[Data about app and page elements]
______
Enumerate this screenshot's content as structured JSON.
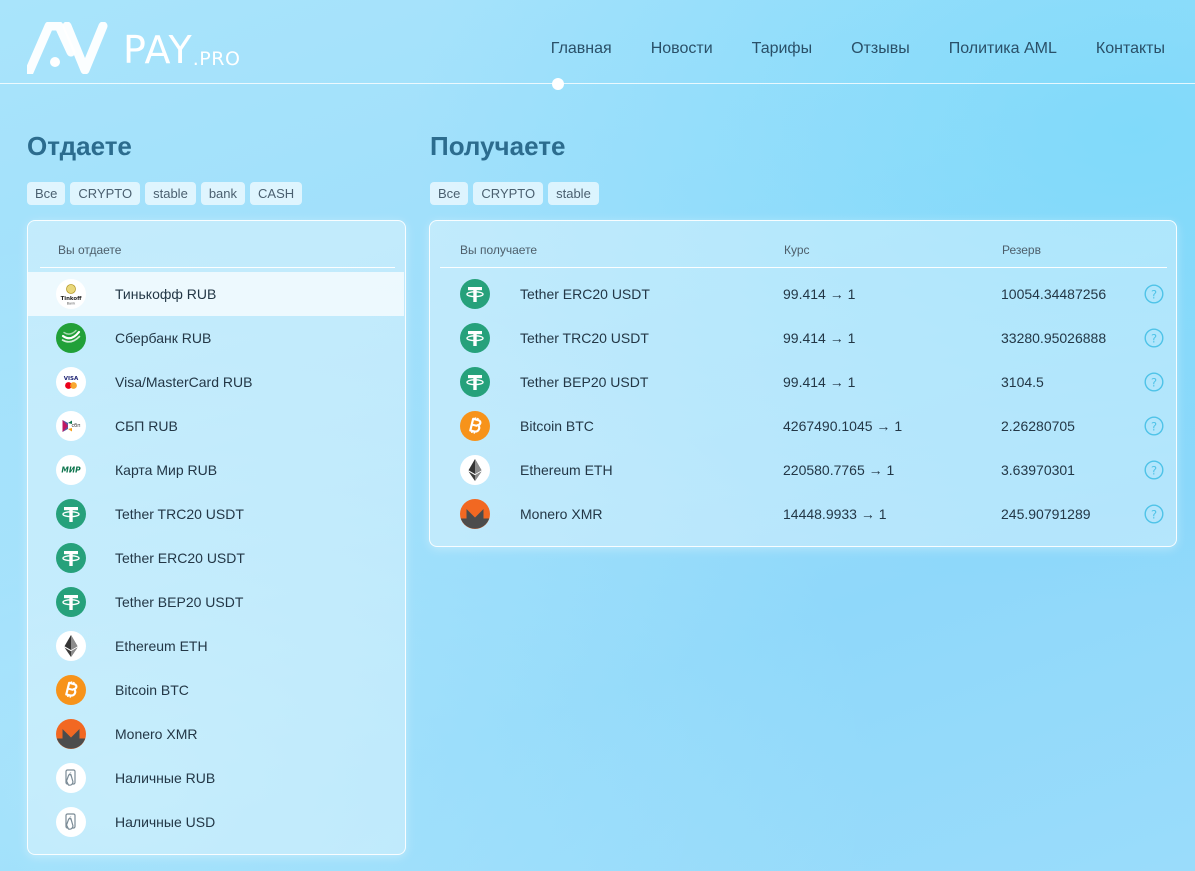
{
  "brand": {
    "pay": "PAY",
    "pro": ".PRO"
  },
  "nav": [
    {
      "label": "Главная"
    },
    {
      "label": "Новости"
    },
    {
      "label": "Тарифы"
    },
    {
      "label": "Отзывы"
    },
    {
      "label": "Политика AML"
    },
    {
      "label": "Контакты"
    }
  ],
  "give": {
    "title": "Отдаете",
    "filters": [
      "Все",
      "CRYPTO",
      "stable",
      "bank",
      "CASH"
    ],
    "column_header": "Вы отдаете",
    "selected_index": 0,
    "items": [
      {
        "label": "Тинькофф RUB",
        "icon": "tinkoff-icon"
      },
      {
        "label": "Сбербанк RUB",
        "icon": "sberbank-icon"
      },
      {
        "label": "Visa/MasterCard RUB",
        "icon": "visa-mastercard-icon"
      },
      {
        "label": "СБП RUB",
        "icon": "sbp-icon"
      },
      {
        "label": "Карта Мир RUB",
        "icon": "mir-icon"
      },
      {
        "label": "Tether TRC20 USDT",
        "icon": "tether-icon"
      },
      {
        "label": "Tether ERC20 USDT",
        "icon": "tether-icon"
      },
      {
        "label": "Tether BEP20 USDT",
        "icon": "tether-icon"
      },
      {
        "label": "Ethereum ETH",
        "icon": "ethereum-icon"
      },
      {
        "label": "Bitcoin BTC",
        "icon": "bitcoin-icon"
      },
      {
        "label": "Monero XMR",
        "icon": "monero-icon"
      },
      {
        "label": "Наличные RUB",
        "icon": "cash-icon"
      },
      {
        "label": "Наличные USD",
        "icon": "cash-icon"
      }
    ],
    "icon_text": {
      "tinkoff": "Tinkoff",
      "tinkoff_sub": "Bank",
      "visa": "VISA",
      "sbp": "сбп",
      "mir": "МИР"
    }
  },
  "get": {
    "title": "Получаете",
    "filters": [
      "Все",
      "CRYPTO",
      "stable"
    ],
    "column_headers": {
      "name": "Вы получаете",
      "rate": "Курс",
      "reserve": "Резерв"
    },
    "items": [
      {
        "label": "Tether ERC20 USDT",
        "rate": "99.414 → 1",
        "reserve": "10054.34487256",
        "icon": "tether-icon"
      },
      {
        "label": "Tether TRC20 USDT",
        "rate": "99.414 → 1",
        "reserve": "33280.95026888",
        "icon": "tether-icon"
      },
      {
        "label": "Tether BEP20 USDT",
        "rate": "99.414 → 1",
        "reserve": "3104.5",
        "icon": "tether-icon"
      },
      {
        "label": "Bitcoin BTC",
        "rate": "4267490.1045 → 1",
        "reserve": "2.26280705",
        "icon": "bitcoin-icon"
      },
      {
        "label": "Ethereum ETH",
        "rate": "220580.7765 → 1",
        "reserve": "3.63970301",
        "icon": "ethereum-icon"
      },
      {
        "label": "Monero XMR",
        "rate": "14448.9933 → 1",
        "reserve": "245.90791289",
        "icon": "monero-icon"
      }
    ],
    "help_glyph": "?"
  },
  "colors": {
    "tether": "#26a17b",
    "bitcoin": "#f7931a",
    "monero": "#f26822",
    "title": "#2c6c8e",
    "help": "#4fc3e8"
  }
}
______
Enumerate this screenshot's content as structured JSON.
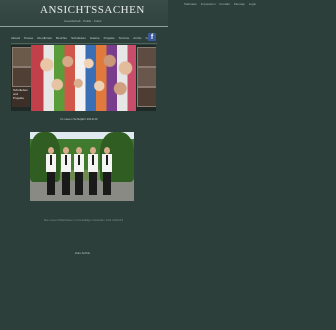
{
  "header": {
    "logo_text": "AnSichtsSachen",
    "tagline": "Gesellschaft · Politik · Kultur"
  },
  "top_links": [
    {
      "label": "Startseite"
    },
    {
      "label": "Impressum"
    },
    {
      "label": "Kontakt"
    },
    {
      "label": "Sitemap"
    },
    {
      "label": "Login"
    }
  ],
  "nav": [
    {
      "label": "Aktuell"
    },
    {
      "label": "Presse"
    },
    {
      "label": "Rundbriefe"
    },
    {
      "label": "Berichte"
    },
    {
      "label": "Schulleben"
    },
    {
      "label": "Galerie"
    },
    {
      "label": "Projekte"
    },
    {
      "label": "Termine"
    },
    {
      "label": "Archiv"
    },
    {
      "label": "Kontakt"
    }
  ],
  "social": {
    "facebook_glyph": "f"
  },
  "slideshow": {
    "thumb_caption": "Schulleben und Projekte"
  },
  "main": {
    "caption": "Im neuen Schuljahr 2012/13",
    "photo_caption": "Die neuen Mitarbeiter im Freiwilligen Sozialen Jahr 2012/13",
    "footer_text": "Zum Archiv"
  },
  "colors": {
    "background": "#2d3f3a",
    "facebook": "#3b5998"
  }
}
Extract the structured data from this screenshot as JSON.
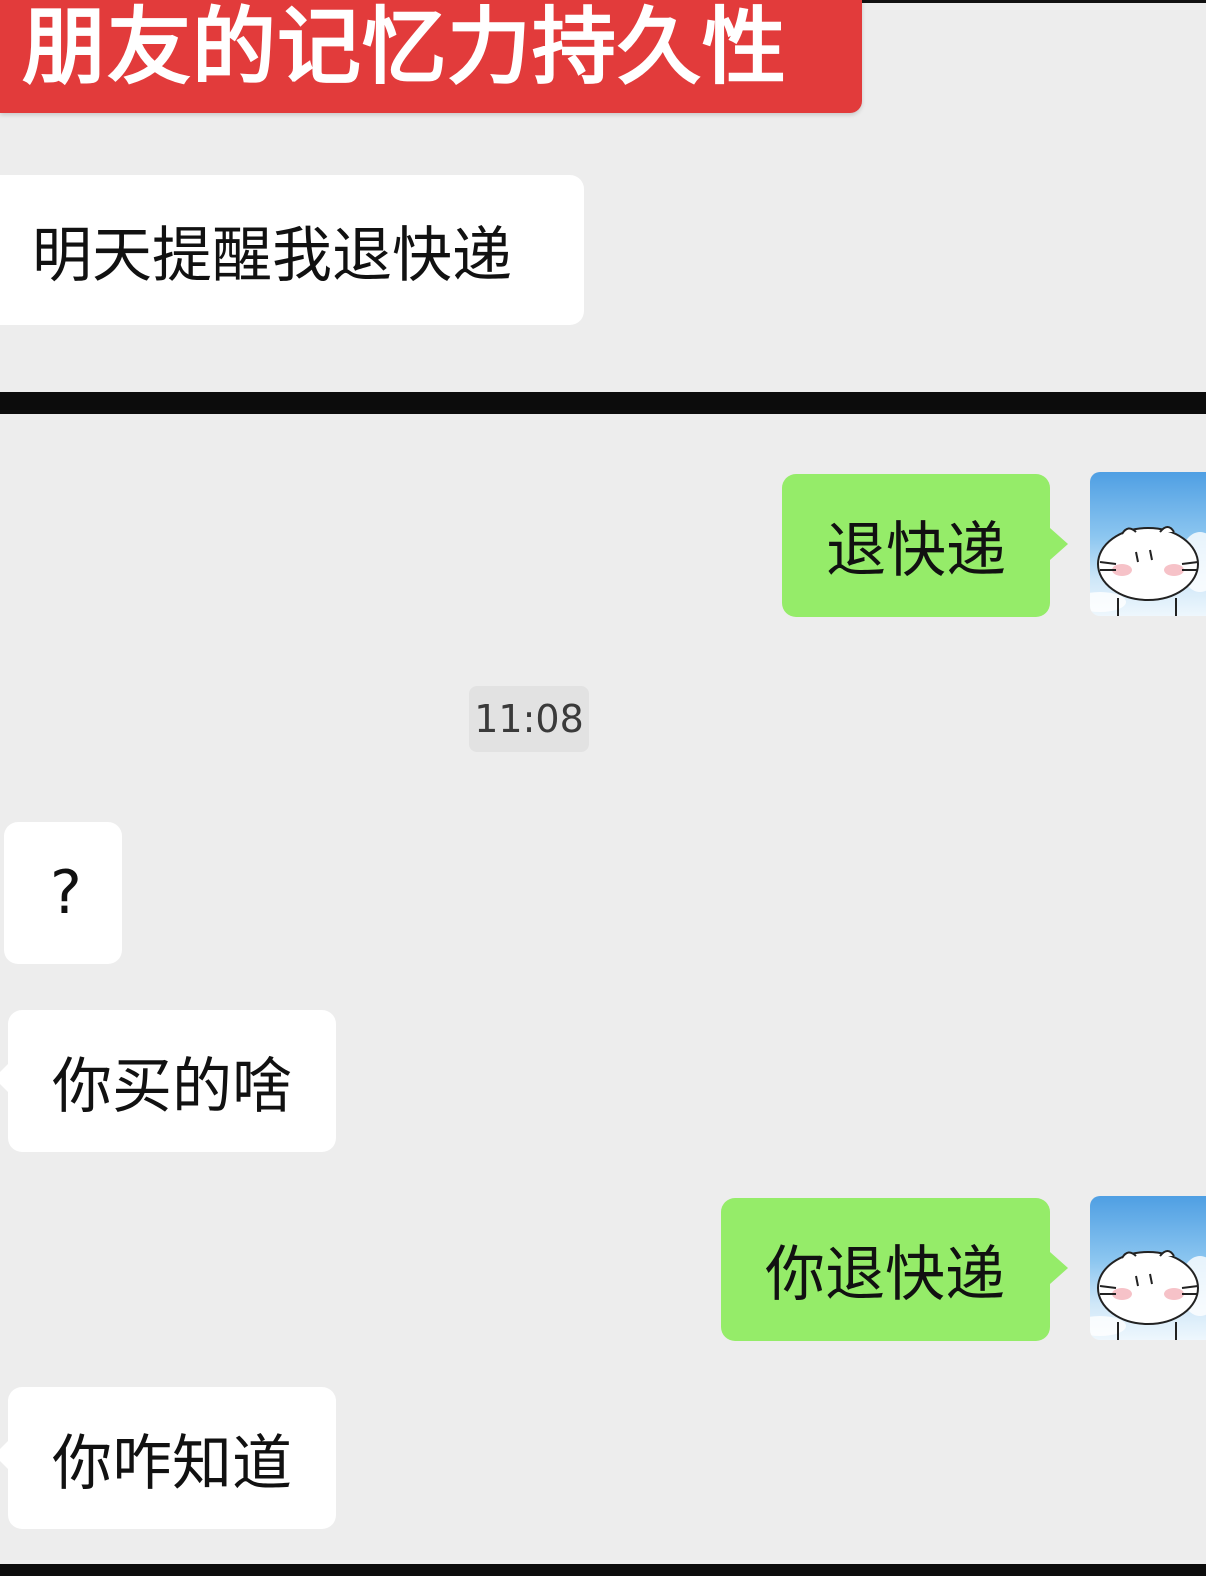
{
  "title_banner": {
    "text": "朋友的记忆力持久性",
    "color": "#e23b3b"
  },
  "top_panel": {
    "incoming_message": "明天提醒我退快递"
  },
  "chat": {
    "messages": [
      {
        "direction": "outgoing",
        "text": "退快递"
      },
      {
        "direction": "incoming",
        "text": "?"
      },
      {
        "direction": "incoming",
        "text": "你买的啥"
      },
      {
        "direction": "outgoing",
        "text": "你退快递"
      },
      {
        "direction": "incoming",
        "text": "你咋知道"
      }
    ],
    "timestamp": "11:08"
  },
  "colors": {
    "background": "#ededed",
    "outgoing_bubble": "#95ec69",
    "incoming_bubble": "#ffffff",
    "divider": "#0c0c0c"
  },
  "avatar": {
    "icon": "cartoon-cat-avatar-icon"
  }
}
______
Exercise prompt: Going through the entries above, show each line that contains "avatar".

Finished exercise:
  "avatar": {
    "icon": "cartoon-cat-avatar-icon"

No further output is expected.